[Data extracted from a collection]
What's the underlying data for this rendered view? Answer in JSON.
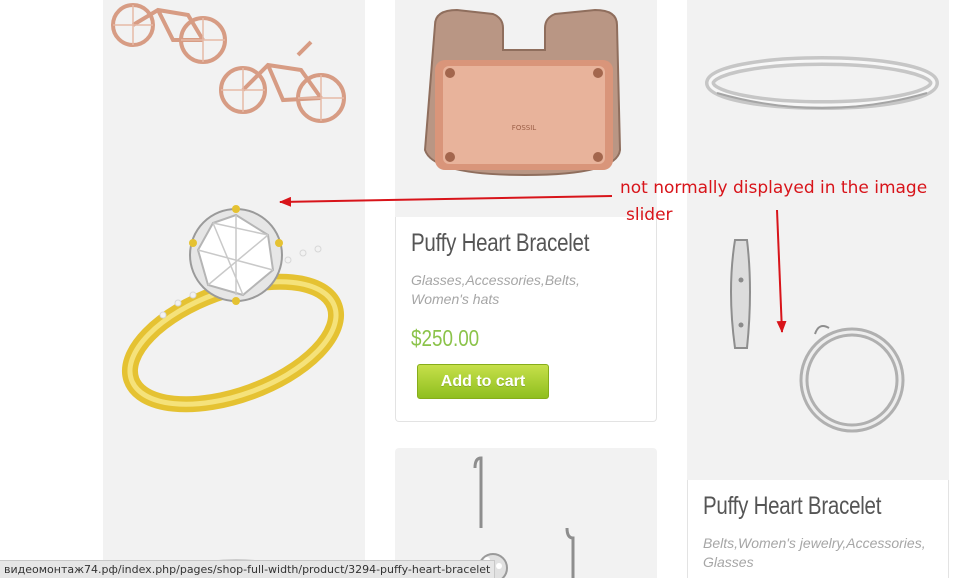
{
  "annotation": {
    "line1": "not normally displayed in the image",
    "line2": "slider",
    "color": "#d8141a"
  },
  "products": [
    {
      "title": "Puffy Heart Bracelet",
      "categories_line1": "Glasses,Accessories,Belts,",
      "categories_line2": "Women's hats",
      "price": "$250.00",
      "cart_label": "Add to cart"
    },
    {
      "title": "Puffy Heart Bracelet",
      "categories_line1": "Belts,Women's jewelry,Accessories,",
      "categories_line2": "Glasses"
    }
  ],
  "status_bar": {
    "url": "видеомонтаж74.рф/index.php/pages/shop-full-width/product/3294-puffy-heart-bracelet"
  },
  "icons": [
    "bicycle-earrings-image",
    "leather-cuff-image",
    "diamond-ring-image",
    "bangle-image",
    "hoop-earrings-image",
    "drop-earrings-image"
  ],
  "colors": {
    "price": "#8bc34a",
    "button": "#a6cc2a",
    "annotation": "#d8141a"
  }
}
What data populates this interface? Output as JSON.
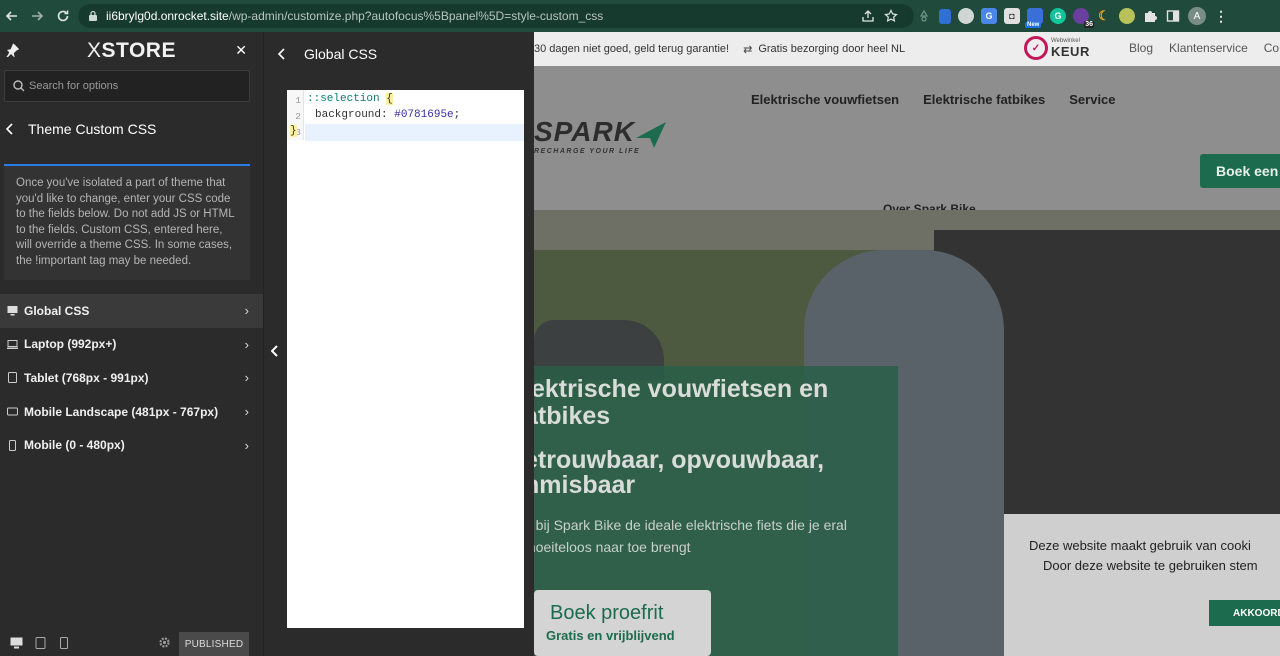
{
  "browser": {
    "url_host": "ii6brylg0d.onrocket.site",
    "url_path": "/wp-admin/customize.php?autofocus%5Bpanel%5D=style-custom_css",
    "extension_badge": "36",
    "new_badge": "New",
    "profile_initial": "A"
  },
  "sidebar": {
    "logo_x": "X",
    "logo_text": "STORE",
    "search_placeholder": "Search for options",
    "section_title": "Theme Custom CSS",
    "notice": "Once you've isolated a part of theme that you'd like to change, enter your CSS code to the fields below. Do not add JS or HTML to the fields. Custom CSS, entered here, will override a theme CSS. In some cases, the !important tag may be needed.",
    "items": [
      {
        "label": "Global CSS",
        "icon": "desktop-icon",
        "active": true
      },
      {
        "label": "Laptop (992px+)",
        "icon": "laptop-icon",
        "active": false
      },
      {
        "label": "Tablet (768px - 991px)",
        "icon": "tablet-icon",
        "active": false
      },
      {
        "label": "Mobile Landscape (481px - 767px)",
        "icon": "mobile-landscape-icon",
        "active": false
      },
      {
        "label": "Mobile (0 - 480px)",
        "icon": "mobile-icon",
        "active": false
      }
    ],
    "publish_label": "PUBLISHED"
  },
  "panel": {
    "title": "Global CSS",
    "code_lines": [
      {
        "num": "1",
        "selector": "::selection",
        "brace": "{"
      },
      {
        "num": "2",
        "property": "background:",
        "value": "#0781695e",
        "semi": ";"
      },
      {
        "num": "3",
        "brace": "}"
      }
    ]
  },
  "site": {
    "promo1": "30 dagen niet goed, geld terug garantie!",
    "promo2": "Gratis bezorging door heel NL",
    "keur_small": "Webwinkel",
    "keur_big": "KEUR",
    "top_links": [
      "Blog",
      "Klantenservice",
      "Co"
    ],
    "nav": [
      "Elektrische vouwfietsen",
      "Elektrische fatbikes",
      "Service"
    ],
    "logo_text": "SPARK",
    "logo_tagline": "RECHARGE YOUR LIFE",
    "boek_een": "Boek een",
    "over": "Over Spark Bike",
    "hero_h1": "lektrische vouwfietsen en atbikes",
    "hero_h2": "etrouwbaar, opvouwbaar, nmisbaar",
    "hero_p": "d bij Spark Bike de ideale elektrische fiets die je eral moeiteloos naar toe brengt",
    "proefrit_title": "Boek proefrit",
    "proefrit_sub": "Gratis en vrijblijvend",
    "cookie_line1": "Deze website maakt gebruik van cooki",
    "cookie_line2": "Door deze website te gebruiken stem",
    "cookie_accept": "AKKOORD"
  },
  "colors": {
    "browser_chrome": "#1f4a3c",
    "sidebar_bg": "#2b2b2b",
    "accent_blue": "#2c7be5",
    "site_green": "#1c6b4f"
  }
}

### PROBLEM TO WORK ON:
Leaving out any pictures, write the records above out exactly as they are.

### EXERCISE RESULT:
What's the underlying data for this rendered view? Answer in JSON.
{
  "annotation": {
    "line1": "not normally displayed in the image",
    "line2": "slider",
    "color": "#d8141a"
  },
  "products": [
    {
      "title": "Puffy Heart Bracelet",
      "categories_line1": "Glasses,Accessories,Belts,",
      "categories_line2": "Women's hats",
      "price": "$250.00",
      "cart_label": "Add to cart"
    },
    {
      "title": "Puffy Heart Bracelet",
      "categories_line1": "Belts,Women's jewelry,Accessories,",
      "categories_line2": "Glasses"
    }
  ],
  "status_bar": {
    "url": "видеомонтаж74.рф/index.php/pages/shop-full-width/product/3294-puffy-heart-bracelet"
  },
  "icons": [
    "bicycle-earrings-image",
    "leather-cuff-image",
    "diamond-ring-image",
    "bangle-image",
    "hoop-earrings-image",
    "drop-earrings-image"
  ],
  "colors": {
    "price": "#8bc34a",
    "button": "#a6cc2a",
    "annotation": "#d8141a"
  }
}
What data populates this interface? Output as JSON.
{
  "browser": {
    "url_host": "ii6brylg0d.onrocket.site",
    "url_path": "/wp-admin/customize.php?autofocus%5Bpanel%5D=style-custom_css",
    "extension_badge": "36",
    "new_badge": "New",
    "profile_initial": "A"
  },
  "sidebar": {
    "logo_x": "X",
    "logo_text": "STORE",
    "search_placeholder": "Search for options",
    "section_title": "Theme Custom CSS",
    "notice": "Once you've isolated a part of theme that you'd like to change, enter your CSS code to the fields below. Do not add JS or HTML to the fields. Custom CSS, entered here, will override a theme CSS. In some cases, the !important tag may be needed.",
    "items": [
      {
        "label": "Global CSS",
        "icon": "desktop-icon",
        "active": true
      },
      {
        "label": "Laptop (992px+)",
        "icon": "laptop-icon",
        "active": false
      },
      {
        "label": "Tablet (768px - 991px)",
        "icon": "tablet-icon",
        "active": false
      },
      {
        "label": "Mobile Landscape (481px - 767px)",
        "icon": "mobile-landscape-icon",
        "active": false
      },
      {
        "label": "Mobile (0 - 480px)",
        "icon": "mobile-icon",
        "active": false
      }
    ],
    "publish_label": "PUBLISHED"
  },
  "panel": {
    "title": "Global CSS",
    "code_lines": [
      {
        "num": "1",
        "selector": "::selection",
        "brace": "{"
      },
      {
        "num": "2",
        "property": "background:",
        "value": "#0781695e",
        "semi": ";"
      },
      {
        "num": "3",
        "brace": "}"
      }
    ]
  },
  "site": {
    "promo1": "30 dagen niet goed, geld terug garantie!",
    "promo2": "Gratis bezorging door heel NL",
    "keur_small": "Webwinkel",
    "keur_big": "KEUR",
    "top_links": [
      "Blog",
      "Klantenservice",
      "Co"
    ],
    "nav": [
      "Elektrische vouwfietsen",
      "Elektrische fatbikes",
      "Service"
    ],
    "logo_text": "SPARK",
    "logo_tagline": "RECHARGE YOUR LIFE",
    "boek_een": "Boek een",
    "over": "Over Spark Bike",
    "hero_h1": "lektrische vouwfietsen en atbikes",
    "hero_h2": "etrouwbaar, opvouwbaar, nmisbaar",
    "hero_p": "d bij Spark Bike de ideale elektrische fiets die je eral moeiteloos naar toe brengt",
    "proefrit_title": "Boek proefrit",
    "proefrit_sub": "Gratis en vrijblijvend",
    "cookie_line1": "Deze website maakt gebruik van cooki",
    "cookie_line2": "Door deze website te gebruiken stem",
    "cookie_accept": "AKKOORD"
  },
  "colors": {
    "browser_chrome": "#1f4a3c",
    "sidebar_bg": "#2b2b2b",
    "accent_blue": "#2c7be5",
    "site_green": "#1c6b4f"
  }
}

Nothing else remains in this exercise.